It doesn’t feel the same. I walk past my dorm or the buildings in which I took my most memorable classes, and I have no reason to go inside. If I eat lunch at the dining hall, my friends are nowhere to be found, replaced by unfamiliar faces that seem too young to be in our places.
This campus belongs to its students, and as a former Notre Dame student and current staff member, I sometimes feel like I’m walking through my childhood home, observing new residents enjoy what was once my personal space.
Yet one spot does feel the same. It’s a tiny room in the basement of LaFortune Hall where, every few months, I am greeted by a man with a warm smile and an unforgettable name.
Frank Franco is my barber. He cut my hair for four years through college. He hasn’t changed much, and neither has his one-chair shop. The walls are still lined with pictures of campus and past football glories, and the calendar book and No. 2 pencil remain out on the table for customers to sign up for an appointment. The only thing that seems different is the thinning hair on my head and the streaks of gray on my temples.
We didn’t talk all that much when I was a student. Frank sets appointments for every 15 minutes, so he gets you in and out quickly. Now we chat throughout each visit, and I’ve gotten to know him and the circuitous path that led him to the basement of LaFortune.
Growing up, Frank swept the floors at Franco’s Barbershop in Alliance, Ohio. His father, also named Frank, ran the place. After the younger Frank graduated from high school, his dad convinced him to put off college and attend a nine-month barber school.
“He didn’t want me to be a barber,” Frank explains. “He wanted me to use barbering to get through school to do something more worthwhile.”
With his barber skills sharpened, Frank enrolled at Kent State. He studied business administration, cutting hair in the afternoons to pay his tuition. “It took me seven years, but I graduated,” he chuckles.
He finished school in 1967 and was drafted into the Army.
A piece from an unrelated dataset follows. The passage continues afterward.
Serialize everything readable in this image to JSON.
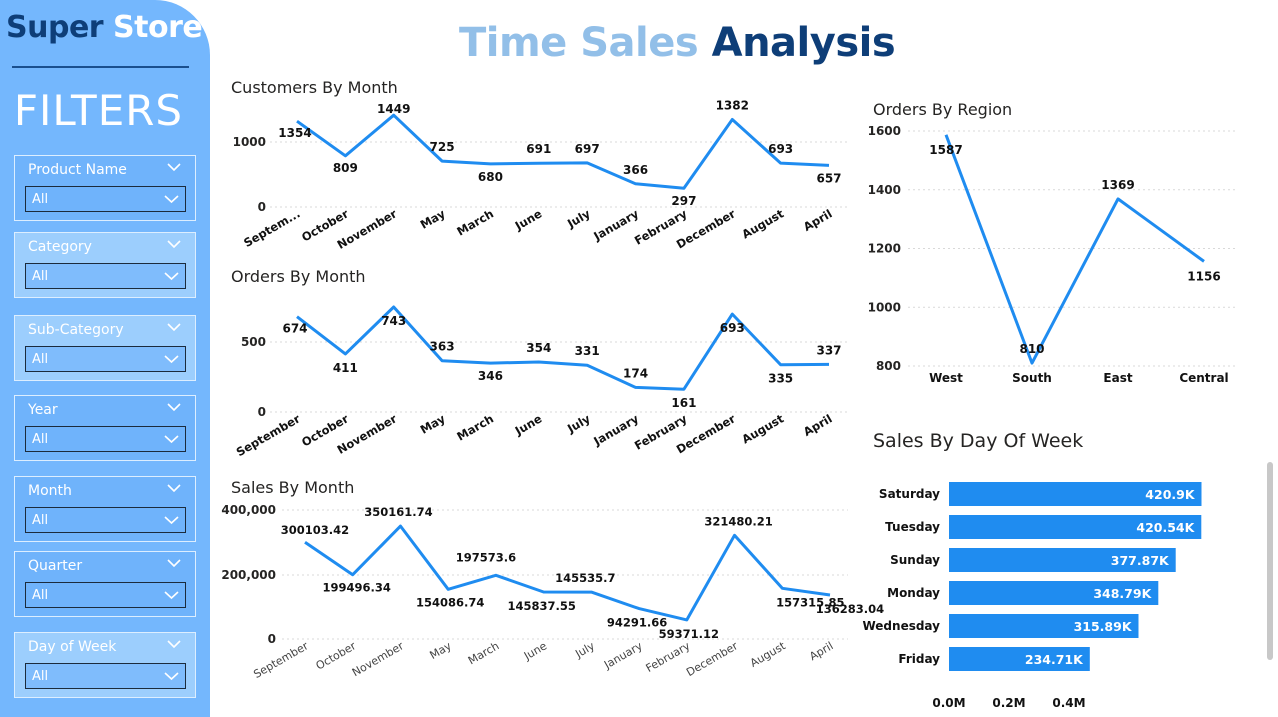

At Fort Lewis, near Tacoma, Washington, he clerked in a station that oversaw the shipment of troops to and from Vietnam.
Once he realized he wasn’t going to be deployed overseas, he married Darla, whom he had met several years earlier in Ohio. He got out of the Army in 1969 and set out to start his new career.
Over the next 18 years, he worked as a purchasing agent and project manager for several manufacturing companies. New opportunities took Frank, Darla and their three sons on a tour of the Rust Belt; they eventually landed in South Bend, Indiana. But in 1989 Frank became one of the many casualties of the collapse of the manufacturing industry across the region. Over the next few years he could find only temporary work, and by 1992 his family had lost their home, and his oldest son was about to start college.
Lying in bed one night, Frank heard a voice. It reminded him, in less than polite terms, that he used to cut hair on a college campus and now lived a mile from one of the most famous universities in the country. He should go to Notre Dame and offer to cut hair, the voice said.
Frank acknowledges that this story sounds far-fetched. Still, the next morning he headed to Notre Dame in search of a job. He was told the school already had a barber — Joe D’Angelo, affectionately known on campus as ROTC Joe. Frank visited the LaFortune barbershop, and D’Angelo shared his secret: He was planning to retire. In June 1992, more than 30 years after he finished barber school, Frank Franco succeeded ROTC Joe as Notre Dame’s on-campus barber.
“I’ve always heard that Notre Dame kind of calls its people,” Frank says. “And there it was.”
As a barber, Frank is efficient and old-fashioned, not eager to help a customer find his new look. His definition of a haircut: “As is, but shorter; exactly as it is, but shorter.”
The pictures on the walls reveal his passions — his family, popes, the motorcycles he used to ride, Notre Dame. The amateur photographer has shot hundreds of photos of campus. “My wife asks me, ‘How many different pictures do you need of the Dome?’” he says. “Well, the Dome looks different every day — according to the lighting, according to the season.”
His business is mostly students, and he’s had some notable regulars. He claims to be the architect of the memorable flattop belonging to former star fullback Marc Edwards ’97. Staff members and Holy Cross priests come, too. I arrived early one afternoon last year to find Father Edward A. “Monk” Malloy, CSC, in the chair, chatting with Frank like old friends.
Monk’s predecessor as president also went to Frank. Father Theodore Hesburgh, CSC, would ask the barber about his most recent motorcycle trip, where he rode and how fast. Last year, when Father Ted died, Frank got a surprising call. He was on a list of the legendary priest’s close friends and was invited to all of the week’s events. He was astounded and touched by the gesture.
Cutting hair was supposed to be a means to an end, but Frank has now spent more time working as a barber than he did in manufacturing. And he’s glad. He loves working at Notre Dame and says he plans to run the shop “as long as I’m standing, and as long as they don’t kick me out.”
As long as Frank’s still there, I’ll head to the basement of LaFortune every few months for a trim, a chat and a welcome dose of nostalgia.
Kevin Brennan is the alumni editor of this magazine.